The entry concerning the obsequies of Mozart's daughter Anna in the parish church "Zu den Neun Chören der Engel" Am Hof on 17 November 1789: "Dem Herrn Wolfgang von Mozart K. / K. Käpelmeister sein Kind Anna [Lebensjahre] 1 Stund". (A-Wstm, Am Hof, Tom. 1, fol. 48r)

The entry in the Bahrleihbuch (the register of burial fees) of St. Stephen's concerning Anna Mozart's burial on 17 November 1789 was first published on 8 June 2009 in my article about Mozart's apartment on the Alsergrund which in 2010 also appeared in print in the Newsletter of the Mozart Society of America, Vol. XIV, No. 2). In this document Mozart is again addressed as "imperial and royal capellmeister Wolfgang von Mozart".

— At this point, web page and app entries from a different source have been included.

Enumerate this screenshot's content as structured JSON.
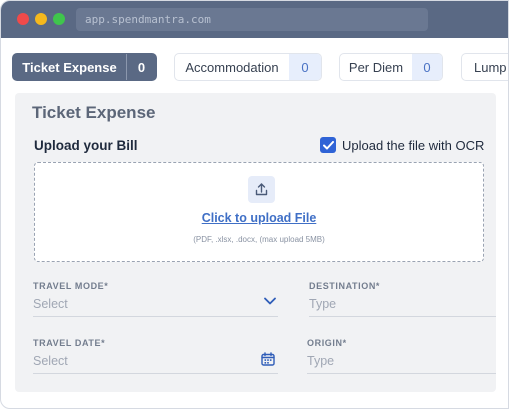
{
  "window": {
    "url": "app.spendmantra.com"
  },
  "tabs": [
    {
      "label": "Ticket Expense",
      "count": "0",
      "active": true
    },
    {
      "label": "Accommodation",
      "count": "0",
      "active": false
    },
    {
      "label": "Per Diem",
      "count": "0",
      "active": false
    },
    {
      "label": "Lump S",
      "count": "",
      "active": false
    }
  ],
  "panel": {
    "title": "Ticket Expense",
    "upload_heading": "Upload your Bill",
    "ocr_label": "Upload the file with OCR",
    "ocr_checked": true,
    "upload_link": "Click to upload File",
    "upload_hint": "(PDF, .xlsx, .docx, (max upload 5MB)"
  },
  "form": {
    "travel_mode": {
      "label": "TRAVEL MODE*",
      "placeholder": "Select",
      "icon": "chevron-down-icon"
    },
    "destination": {
      "label": "DESTINATION*",
      "placeholder": "Type"
    },
    "travel_date": {
      "label": "TRAVEL DATE*",
      "placeholder": "Select",
      "icon": "calendar-icon"
    },
    "origin": {
      "label": "ORIGIN*",
      "placeholder": "Type"
    }
  },
  "colors": {
    "titlebar": "#5a6984",
    "accent": "#2f63d6",
    "link": "#3f6fc6"
  }
}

Mozart, 4th category, 2nd class, parish Am Hof, the girl baptized in emergency of Herr Wolfgang von Mozart, imperial and royal capellmeister, at the Judenplatz at St. Nicholas No. 245 was inspected [having died] of spasms after her birth. In the cemetery beyond Matzleinsdorf, paid 1 f 20 x [the personnel] 30 x [the church] [overall sum] 1 Gulden 50 Kreuzer. (A-Wd, Bahrleihbuch 1789, fol. 377r)
Of course, there is no absolute proof that Mozart's nobility was universally acknowledged by his Viennese contemporaries. But the above documents make it very likely that at some time Mozart actually passed himself off as a nobleman.

© Dr. Michael Lorenz 2013

Updated: 11 June 2022

In his article "Mozart: In und vor der Stadt" in the journal Wiener Geschichtsblätter (2/2012), Walther Brauneis plagiarized parts of my article "Mozart's Apartment on the Alsergrund" and presented a number of supposedly unknown Mozart sources that I had already published more than three years earlier. Among those sources were the documents presented above. Because Brauneis could not cope with the fact that in 2009, I had published within two weeks what was to take him several years, he staged a childish "revenge", taking advantage of the gross negligence of the Verein für Geschichte der Stadt Wien whose incompetent editor was not willing to invest ten minutes into reading my article. On the other hand, what else is to be expected from a historical society whose then general secretary (and current president) distinguished herself with the inane statement: "Who is interested in Mozart anyway?"

In 2013 Brauneis repeated his theft of intellectual property by republishing his article in "In Signo Wolfgang Amadé Mozart", the journal of the Mozart-Gesellschaft Zürich, whose board members did not realize the scam.